ownership still prevail in contemporary architecture culture? Other more
open forms of cooperation and co-creation are emerging alongside the
concept of individual singular authorship.
series of concrete projects, the contributions in this issue explore the
field of tension between architectural aesthetics and issues of energy,
technology and materiality. Ecological practices in architecture must
not only be effective in providing solutions, but inevitably raise
questions of beauty, affection and perception as well.
Call for Abstracts OASE #115 about “Interferences: Migrating Practices in Europe”, written by Justin Agyin, Kornelia Dimitrova,
Christoph Grafe and Bernard Colenbrander. Deadline is June 19, 2022. Read the full text of the OASE #115 Call for Abstracts in the PDF.
Museums stage public encounters between visitors, objects and
stories. This is not limited to a tour through the exhibition spaces, it
starts already with monumental or ‘tresholdless’ entrances.
This issue of OASE makes a critical analysis of how soil connects to

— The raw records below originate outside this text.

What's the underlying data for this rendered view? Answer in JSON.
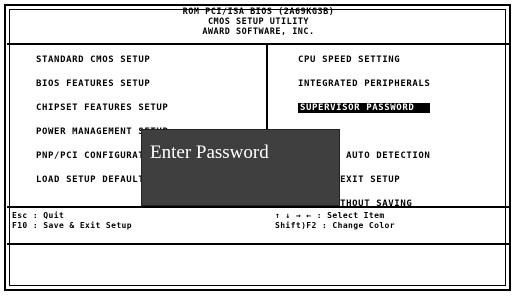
{
  "header": {
    "line1": "ROM PCI/ISA BIOS (2A69KG3B)",
    "line2": "CMOS SETUP UTILITY",
    "line3": "AWARD SOFTWARE, INC."
  },
  "menu_left": [
    {
      "label": "STANDARD CMOS SETUP"
    },
    {
      "label": "BIOS FEATURES SETUP"
    },
    {
      "label": "CHIPSET FEATURES SETUP"
    },
    {
      "label": "POWER MANAGEMENT SETUP"
    },
    {
      "label": "PNP/PCI CONFIGURATION"
    },
    {
      "label": "LOAD SETUP DEFAULTS"
    }
  ],
  "menu_right": [
    {
      "label": "CPU SPEED SETTING",
      "selected": false
    },
    {
      "label": "INTEGRATED PERIPHERALS",
      "selected": false
    },
    {
      "label": "SUPERVISOR PASSWORD",
      "selected": true
    },
    {
      "label": "",
      "selected": false
    },
    {
      "label": "IDE HDD AUTO DETECTION",
      "selected": false
    },
    {
      "label": "SAVE & EXIT SETUP",
      "selected": false
    },
    {
      "label": "EXIT WITHOUT SAVING",
      "selected": false
    }
  ],
  "legend": {
    "left_line1": "Esc : Quit",
    "left_line2": "F10 : Save & Exit Setup",
    "right_line1": "↑ ↓ → ←   : Select Item",
    "right_line2": "Shift)F2 : Change Color"
  },
  "dialog": {
    "label": "Enter Password"
  }
}
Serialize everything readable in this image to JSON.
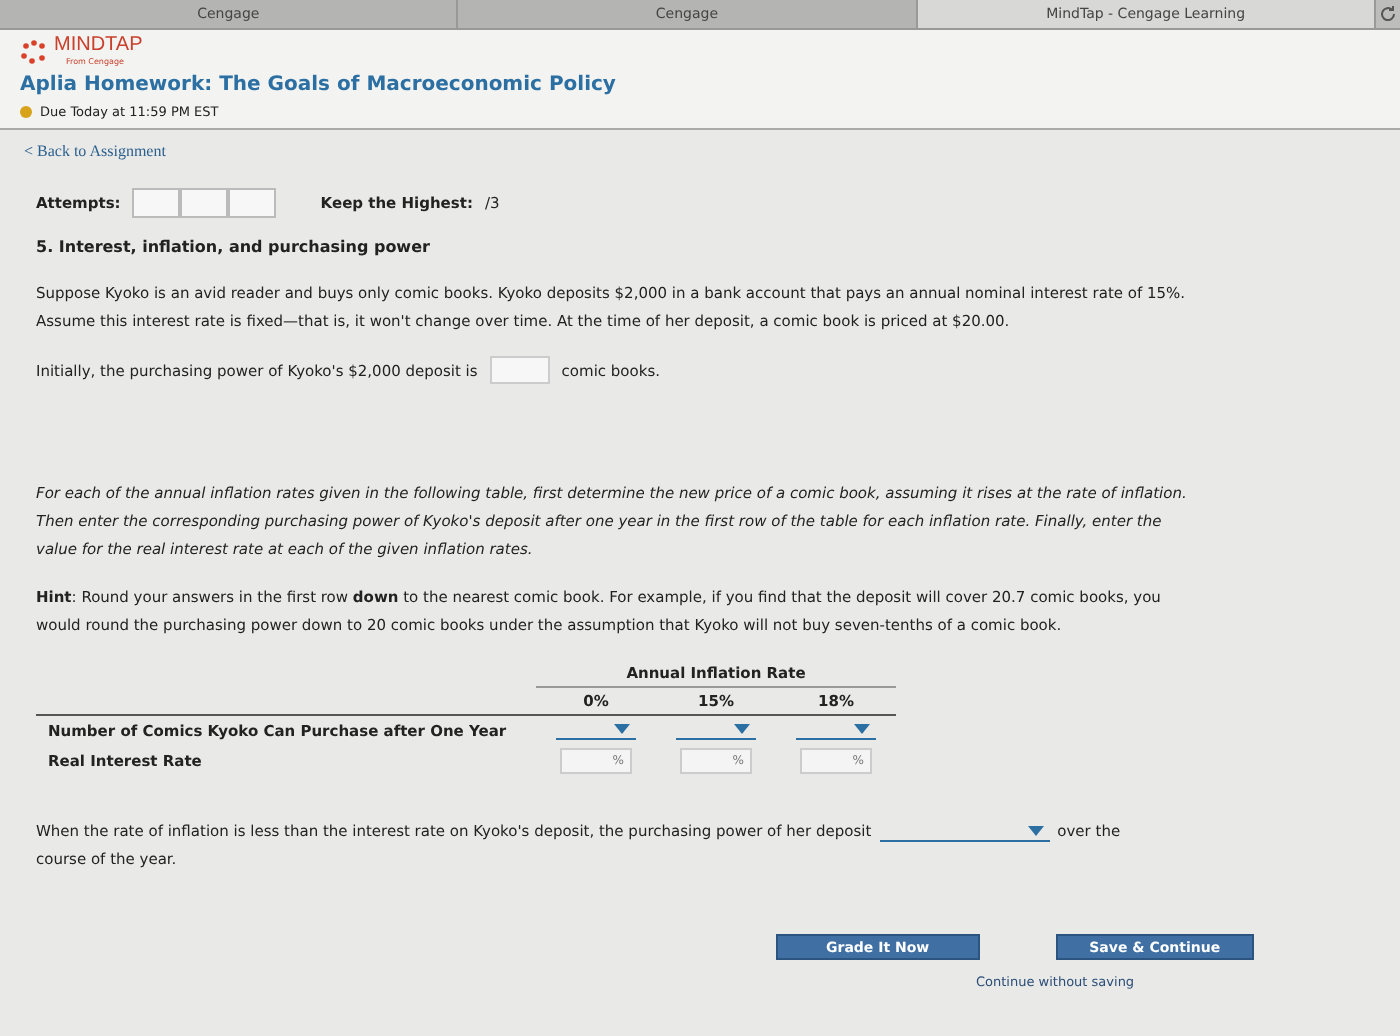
{
  "browser_tabs": [
    {
      "label": "Cengage",
      "selected": false
    },
    {
      "label": "Cengage",
      "selected": false
    },
    {
      "label": "MindTap - Cengage Learning",
      "selected": true
    }
  ],
  "brand": {
    "name": "MINDTAP",
    "tagline": "From Cengage"
  },
  "assignment": {
    "title": "Aplia Homework: The Goals of Macroeconomic Policy",
    "due": "Due Today at 11:59 PM EST",
    "back_link": "< Back to Assignment"
  },
  "attempts": {
    "label": "Attempts:",
    "keep_label": "Keep the Highest:",
    "keep_value": "/3"
  },
  "question": {
    "title": "5. Interest, inflation, and purchasing power",
    "intro": "Suppose Kyoko is an avid reader and buys only comic books. Kyoko deposits $2,000 in a bank account that pays an annual nominal interest rate of 15%. Assume this interest rate is fixed—that is, it won't change over time. At the time of her deposit, a comic book is priced at $20.00.",
    "initial_before": "Initially, the purchasing power of Kyoko's $2,000 deposit is",
    "initial_after": "comic books.",
    "instructions": "For each of the annual inflation rates given in the following table, first determine the new price of a comic book, assuming it rises at the rate of inflation. Then enter the corresponding purchasing power of Kyoko's deposit after one year in the first row of the table for each inflation rate. Finally, enter the value for the real interest rate at each of the given inflation rates.",
    "hint": "**Hint**: Round your answers in the first row **down** to the nearest comic book. For example, if you find that the deposit will cover 20.7 comic books, you would round the purchasing power down to 20 comic books under the assumption that Kyoko will not buy seven-tenths of a comic book."
  },
  "table": {
    "group_heading": "Annual Inflation Rate",
    "columns": [
      "0%",
      "15%",
      "18%"
    ],
    "rows": [
      {
        "label": "Number of Comics Kyoko Can Purchase after One Year",
        "kind": "dropdown",
        "unit": ""
      },
      {
        "label": "Real Interest Rate",
        "kind": "percent",
        "unit": "%"
      }
    ]
  },
  "conclusion": {
    "before": "When the rate of inflation is less than the interest rate on Kyoko's deposit, the purchasing power of her deposit",
    "after": "over the",
    "continued": "course of the year."
  },
  "buttons": [
    "Grade It Now",
    "Save & Continue"
  ],
  "skip_link": "Continue without saving"
}
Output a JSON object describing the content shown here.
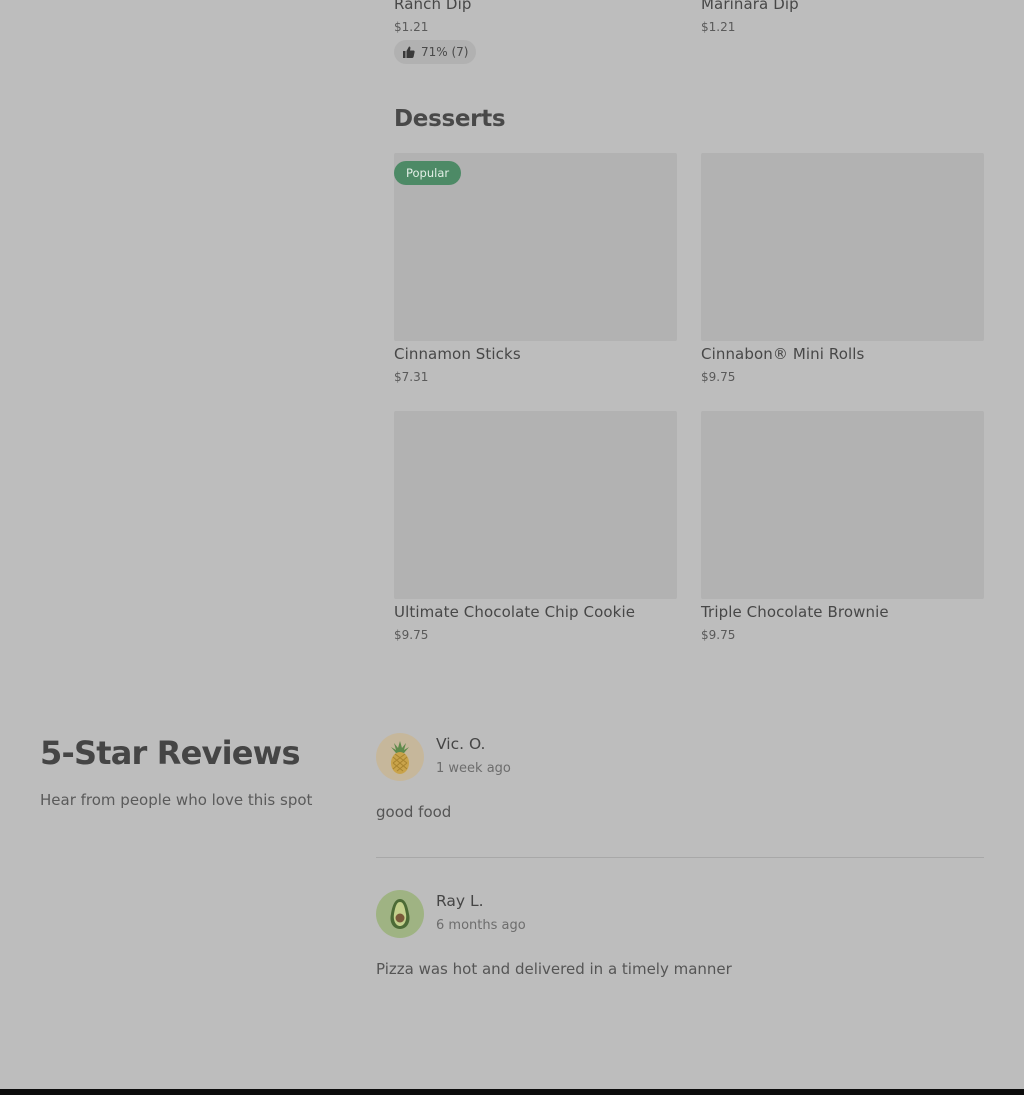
{
  "top_items": [
    {
      "name": "Ranch Dip",
      "price": "$1.21",
      "rating": "71% (7)"
    },
    {
      "name": "Marinara Dip",
      "price": "$1.21"
    }
  ],
  "desserts": {
    "title": "Desserts",
    "badge": "Popular",
    "items": [
      {
        "name": "Cinnamon Sticks",
        "price": "$7.31"
      },
      {
        "name": "Cinnabon® Mini Rolls",
        "price": "$9.75"
      },
      {
        "name": "Ultimate Chocolate Chip Cookie",
        "price": "$9.75"
      },
      {
        "name": "Triple Chocolate Brownie",
        "price": "$9.75"
      }
    ]
  },
  "reviews": {
    "title": "5-Star Reviews",
    "subtitle": "Hear from people who love this spot",
    "list": [
      {
        "name": "Vic. O.",
        "time": "1 week ago",
        "text": "good food",
        "avatar_icon": "pineapple-icon"
      },
      {
        "name": "Ray L.",
        "time": "6 months ago",
        "text": "Pizza was hot and delivered in a timely manner",
        "avatar_icon": "avocado-icon"
      }
    ]
  },
  "colors": {
    "overlay_bg": "#bdbdbd",
    "popular_badge": "#4d8a66",
    "footer": "#0c0c0c"
  }
}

urban planning and urban design, and how it can adjust those practices
in exploring new agendas.